Component data from apps and pages
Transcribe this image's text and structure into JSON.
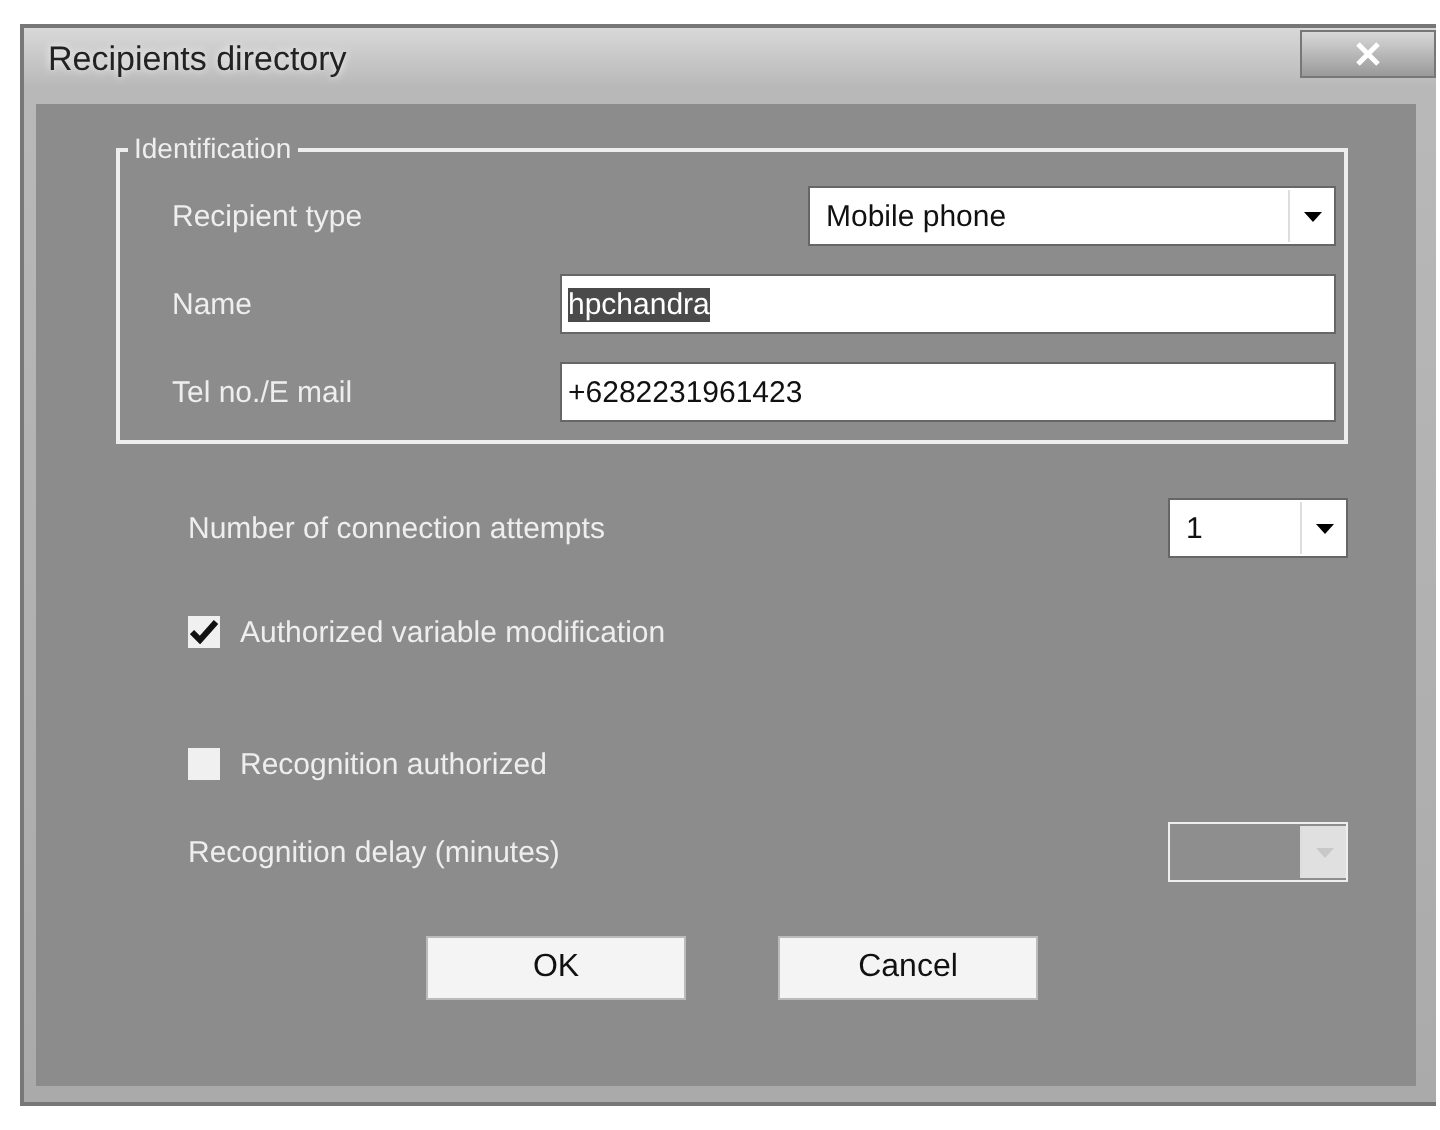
{
  "window": {
    "title": "Recipients directory"
  },
  "identification": {
    "legend": "Identification",
    "fields": [
      {
        "kind": "combo",
        "label": "Recipient type",
        "value": "Mobile phone"
      },
      {
        "kind": "text",
        "label": "Name",
        "value": "hpchandra",
        "text_selected": true
      },
      {
        "kind": "text",
        "label": "Tel no./E mail",
        "value": "+6282231961423"
      }
    ]
  },
  "attempts": {
    "label": "Number of connection attempts",
    "value": "1",
    "disabled": false
  },
  "checkboxes": [
    {
      "label": "Authorized variable modification",
      "checked": true
    },
    {
      "label": "Recognition authorized",
      "checked": false
    }
  ],
  "delay": {
    "label": "Recognition delay (minutes)",
    "disabled": true
  },
  "buttons": [
    "OK",
    "Cancel"
  ]
}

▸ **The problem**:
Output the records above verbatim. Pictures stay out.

▸ **Response to this task**:
Transcribe this image's text and structure into JSON.
{
  "window": {
    "title": "Recipients directory"
  },
  "identification": {
    "legend": "Identification",
    "fields": [
      {
        "kind": "combo",
        "label": "Recipient type",
        "value": "Mobile phone"
      },
      {
        "kind": "text",
        "label": "Name",
        "value": "hpchandra",
        "text_selected": true
      },
      {
        "kind": "text",
        "label": "Tel no./E mail",
        "value": "+6282231961423"
      }
    ]
  },
  "attempts": {
    "label": "Number of connection attempts",
    "value": "1",
    "disabled": false
  },
  "checkboxes": [
    {
      "label": "Authorized variable modification",
      "checked": true
    },
    {
      "label": "Recognition authorized",
      "checked": false
    }
  ],
  "delay": {
    "label": "Recognition delay (minutes)",
    "disabled": true
  },
  "buttons": [
    "OK",
    "Cancel"
  ]
}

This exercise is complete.